(REQUIRED WORK):
Look through the records below, and copy out every line that holds the string "Lanadebilth".

┌────────

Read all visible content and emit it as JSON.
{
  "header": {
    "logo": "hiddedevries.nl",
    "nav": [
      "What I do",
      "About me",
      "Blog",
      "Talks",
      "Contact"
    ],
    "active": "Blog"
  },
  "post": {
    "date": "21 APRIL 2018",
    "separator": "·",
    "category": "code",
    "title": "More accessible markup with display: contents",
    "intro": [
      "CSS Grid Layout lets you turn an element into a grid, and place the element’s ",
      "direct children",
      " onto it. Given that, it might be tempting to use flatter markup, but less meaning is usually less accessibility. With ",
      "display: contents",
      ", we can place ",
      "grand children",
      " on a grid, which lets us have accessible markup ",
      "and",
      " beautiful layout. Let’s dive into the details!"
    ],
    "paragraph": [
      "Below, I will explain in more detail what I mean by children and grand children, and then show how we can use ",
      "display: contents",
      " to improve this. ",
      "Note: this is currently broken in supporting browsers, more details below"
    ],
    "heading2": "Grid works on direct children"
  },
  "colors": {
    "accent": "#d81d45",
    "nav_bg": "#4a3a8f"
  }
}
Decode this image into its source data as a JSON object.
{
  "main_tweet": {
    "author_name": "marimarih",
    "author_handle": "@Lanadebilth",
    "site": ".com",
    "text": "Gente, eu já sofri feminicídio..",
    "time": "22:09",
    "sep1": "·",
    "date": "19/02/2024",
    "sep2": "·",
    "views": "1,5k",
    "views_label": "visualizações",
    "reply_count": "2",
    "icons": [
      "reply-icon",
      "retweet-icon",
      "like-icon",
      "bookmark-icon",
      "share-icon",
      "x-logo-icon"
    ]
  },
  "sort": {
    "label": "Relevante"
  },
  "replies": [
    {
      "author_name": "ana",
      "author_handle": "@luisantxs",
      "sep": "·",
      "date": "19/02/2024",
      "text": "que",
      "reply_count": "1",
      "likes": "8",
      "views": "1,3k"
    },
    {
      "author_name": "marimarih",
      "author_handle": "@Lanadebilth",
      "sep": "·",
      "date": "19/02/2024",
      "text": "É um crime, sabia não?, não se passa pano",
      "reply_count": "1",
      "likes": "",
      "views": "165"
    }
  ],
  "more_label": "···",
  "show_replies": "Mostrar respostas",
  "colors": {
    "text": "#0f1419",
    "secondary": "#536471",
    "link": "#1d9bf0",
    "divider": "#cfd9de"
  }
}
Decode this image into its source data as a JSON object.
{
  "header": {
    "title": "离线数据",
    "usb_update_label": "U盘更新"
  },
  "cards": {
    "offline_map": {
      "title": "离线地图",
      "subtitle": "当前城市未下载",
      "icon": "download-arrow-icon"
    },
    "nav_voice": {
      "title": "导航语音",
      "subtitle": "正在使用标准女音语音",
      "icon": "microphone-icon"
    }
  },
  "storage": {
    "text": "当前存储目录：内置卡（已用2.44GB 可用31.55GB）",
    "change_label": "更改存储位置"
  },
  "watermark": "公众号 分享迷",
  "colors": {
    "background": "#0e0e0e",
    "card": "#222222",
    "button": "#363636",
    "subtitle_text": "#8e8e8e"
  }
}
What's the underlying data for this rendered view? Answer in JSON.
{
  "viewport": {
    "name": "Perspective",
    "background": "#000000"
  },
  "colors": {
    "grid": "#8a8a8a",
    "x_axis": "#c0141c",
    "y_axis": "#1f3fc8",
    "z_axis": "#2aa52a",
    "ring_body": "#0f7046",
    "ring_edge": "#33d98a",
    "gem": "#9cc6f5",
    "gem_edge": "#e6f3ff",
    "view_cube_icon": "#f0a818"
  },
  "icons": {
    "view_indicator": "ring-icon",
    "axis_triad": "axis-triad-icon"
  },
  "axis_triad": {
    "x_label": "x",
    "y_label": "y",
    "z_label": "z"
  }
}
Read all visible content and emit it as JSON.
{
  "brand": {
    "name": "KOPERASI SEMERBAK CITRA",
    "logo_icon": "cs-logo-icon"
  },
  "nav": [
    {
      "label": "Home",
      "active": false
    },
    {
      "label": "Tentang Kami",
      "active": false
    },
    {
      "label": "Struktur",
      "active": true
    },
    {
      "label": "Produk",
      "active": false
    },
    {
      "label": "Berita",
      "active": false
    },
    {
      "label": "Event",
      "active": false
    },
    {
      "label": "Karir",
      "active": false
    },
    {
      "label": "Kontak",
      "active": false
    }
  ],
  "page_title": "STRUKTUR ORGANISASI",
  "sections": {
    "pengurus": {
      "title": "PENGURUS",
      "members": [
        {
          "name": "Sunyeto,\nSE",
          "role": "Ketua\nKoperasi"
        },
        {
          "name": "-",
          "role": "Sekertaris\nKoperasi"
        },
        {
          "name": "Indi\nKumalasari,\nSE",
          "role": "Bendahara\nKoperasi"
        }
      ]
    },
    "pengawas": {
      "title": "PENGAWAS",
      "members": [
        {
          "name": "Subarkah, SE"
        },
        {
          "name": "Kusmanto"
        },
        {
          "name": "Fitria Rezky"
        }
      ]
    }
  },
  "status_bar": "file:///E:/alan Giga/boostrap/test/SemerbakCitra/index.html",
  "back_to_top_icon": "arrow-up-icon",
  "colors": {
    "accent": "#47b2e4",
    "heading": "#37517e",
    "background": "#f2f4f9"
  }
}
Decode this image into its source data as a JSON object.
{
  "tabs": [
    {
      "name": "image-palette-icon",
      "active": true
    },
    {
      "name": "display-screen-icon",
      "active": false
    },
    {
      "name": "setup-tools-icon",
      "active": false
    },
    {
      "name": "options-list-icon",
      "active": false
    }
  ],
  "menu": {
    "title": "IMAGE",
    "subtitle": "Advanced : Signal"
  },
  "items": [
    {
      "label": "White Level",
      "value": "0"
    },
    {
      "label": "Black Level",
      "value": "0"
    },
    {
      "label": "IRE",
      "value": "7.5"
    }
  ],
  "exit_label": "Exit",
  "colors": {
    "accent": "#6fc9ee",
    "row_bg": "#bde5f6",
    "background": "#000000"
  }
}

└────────

(SOLUTION):
    "author_handle": "@Lanadebilth",
      "author_handle": "@Lanadebilth",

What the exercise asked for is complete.